Being one of the highest cities in the United States, Flagstaff lies at 7,000 feet above sea level, in the pine forests at the base of the San Francisco Mountains. Elden Mountain rises to 9300 feet just on the north edge of town, and Humphreys Peak, the highest point in Arizona at 12,633 feet, stands a short distance to the northwest.
Historic Route 66 passes through Flagstaff, lined with motels and businesses dating from its days as the “Main Street of America.” It passes along the south side of Flagstaff’s historic district, where gift shops and other quaint 1900s businesses line the streets. Today Interstate 40 is the main route leading to Flagstaff from the east and west, and Interstate 17 connects to Phoenix to the south. U. S. Highway 89 connects to Utah northward, and U. S. Highway 180 leads to the Grand Canyon.
Thomas F. McMillan settled here in 1876, building a cabin at the base of Mars Hill. In the 1880s the railroad was built through Flagstaff, bringing prosperity to the city and aiding its timber, sheep and cattle industries. In 1894, Dr. Percival Lowell established the Lowell Observatory at Flagstaff, because of it’s exceptional air quality and visibility.
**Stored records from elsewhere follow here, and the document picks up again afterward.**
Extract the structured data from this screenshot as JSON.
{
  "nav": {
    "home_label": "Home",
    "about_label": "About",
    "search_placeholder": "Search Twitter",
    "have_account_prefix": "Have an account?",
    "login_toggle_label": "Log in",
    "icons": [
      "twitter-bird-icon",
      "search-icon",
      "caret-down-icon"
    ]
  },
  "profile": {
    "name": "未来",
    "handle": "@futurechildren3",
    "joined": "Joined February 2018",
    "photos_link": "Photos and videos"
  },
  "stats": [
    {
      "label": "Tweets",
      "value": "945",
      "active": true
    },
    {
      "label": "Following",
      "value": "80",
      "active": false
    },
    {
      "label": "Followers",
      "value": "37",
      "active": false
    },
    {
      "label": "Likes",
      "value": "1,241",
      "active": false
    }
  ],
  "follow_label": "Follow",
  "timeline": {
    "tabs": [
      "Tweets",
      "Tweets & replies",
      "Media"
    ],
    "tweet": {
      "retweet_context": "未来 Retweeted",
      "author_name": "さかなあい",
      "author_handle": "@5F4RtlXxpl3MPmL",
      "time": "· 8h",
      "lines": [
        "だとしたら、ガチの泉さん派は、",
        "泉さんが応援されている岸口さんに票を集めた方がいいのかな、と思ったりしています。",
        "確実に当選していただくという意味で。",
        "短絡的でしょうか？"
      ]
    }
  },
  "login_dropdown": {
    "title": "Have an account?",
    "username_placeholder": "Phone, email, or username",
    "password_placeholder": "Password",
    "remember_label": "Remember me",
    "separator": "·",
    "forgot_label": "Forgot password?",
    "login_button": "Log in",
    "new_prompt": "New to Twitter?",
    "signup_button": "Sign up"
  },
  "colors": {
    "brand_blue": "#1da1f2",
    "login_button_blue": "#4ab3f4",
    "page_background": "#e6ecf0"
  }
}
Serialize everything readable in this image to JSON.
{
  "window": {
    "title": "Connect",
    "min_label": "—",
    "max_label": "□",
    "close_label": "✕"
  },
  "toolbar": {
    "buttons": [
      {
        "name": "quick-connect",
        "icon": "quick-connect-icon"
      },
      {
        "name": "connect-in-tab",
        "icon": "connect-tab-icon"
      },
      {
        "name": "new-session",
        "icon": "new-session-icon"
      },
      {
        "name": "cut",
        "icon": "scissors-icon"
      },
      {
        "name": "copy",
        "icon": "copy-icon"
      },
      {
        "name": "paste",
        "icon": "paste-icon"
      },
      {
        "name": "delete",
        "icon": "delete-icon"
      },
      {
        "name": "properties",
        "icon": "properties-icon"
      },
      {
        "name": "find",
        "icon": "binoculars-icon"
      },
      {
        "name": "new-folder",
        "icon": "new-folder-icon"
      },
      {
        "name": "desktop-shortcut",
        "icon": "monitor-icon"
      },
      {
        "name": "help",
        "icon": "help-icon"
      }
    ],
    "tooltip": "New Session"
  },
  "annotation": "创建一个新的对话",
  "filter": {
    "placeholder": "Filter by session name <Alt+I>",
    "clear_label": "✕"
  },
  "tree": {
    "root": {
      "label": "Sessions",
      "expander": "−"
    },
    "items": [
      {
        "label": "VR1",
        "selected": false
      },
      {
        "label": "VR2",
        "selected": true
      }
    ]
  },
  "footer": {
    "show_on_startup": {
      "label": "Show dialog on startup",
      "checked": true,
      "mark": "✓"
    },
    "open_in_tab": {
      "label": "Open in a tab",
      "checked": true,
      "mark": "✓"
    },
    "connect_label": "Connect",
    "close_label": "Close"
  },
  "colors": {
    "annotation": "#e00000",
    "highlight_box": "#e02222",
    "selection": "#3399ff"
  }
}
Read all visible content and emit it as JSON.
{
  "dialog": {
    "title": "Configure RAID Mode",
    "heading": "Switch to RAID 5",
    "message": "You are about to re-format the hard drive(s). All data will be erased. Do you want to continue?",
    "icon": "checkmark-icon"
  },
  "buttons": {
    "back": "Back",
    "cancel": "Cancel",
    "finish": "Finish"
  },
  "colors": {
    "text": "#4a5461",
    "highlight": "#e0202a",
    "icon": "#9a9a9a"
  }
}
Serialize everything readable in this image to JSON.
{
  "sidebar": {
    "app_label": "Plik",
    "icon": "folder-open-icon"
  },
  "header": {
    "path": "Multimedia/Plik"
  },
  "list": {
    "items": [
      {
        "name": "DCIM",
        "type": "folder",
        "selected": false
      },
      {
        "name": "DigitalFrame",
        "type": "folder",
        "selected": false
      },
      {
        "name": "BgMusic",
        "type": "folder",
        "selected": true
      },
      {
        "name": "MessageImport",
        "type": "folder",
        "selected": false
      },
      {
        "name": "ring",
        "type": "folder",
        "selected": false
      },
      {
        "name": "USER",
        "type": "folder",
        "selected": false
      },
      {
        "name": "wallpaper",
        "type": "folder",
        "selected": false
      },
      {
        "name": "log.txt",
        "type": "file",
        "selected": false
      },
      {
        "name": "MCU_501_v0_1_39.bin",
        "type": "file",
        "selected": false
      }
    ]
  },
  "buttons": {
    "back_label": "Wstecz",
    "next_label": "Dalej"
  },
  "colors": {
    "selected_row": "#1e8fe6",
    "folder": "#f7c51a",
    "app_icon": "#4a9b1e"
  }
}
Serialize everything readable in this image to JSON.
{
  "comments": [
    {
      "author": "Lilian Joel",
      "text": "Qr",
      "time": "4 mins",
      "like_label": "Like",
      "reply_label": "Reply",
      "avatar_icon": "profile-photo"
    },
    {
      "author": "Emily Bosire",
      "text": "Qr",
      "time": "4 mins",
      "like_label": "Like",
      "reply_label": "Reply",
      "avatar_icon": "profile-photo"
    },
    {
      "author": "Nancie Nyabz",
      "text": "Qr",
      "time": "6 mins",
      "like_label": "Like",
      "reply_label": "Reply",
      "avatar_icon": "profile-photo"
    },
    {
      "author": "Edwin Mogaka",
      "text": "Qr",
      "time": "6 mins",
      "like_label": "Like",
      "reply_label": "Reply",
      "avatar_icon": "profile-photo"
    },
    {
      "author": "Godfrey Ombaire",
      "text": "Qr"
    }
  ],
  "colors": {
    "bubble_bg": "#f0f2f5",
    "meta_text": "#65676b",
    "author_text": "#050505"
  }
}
It was here that Pluto was discovered in 1930. Flagstaff is home to 65,870 people (2010 census). Its name comes from a flagpole made by a scouting party in 1876 to celebrate the centennial of U.S. independence.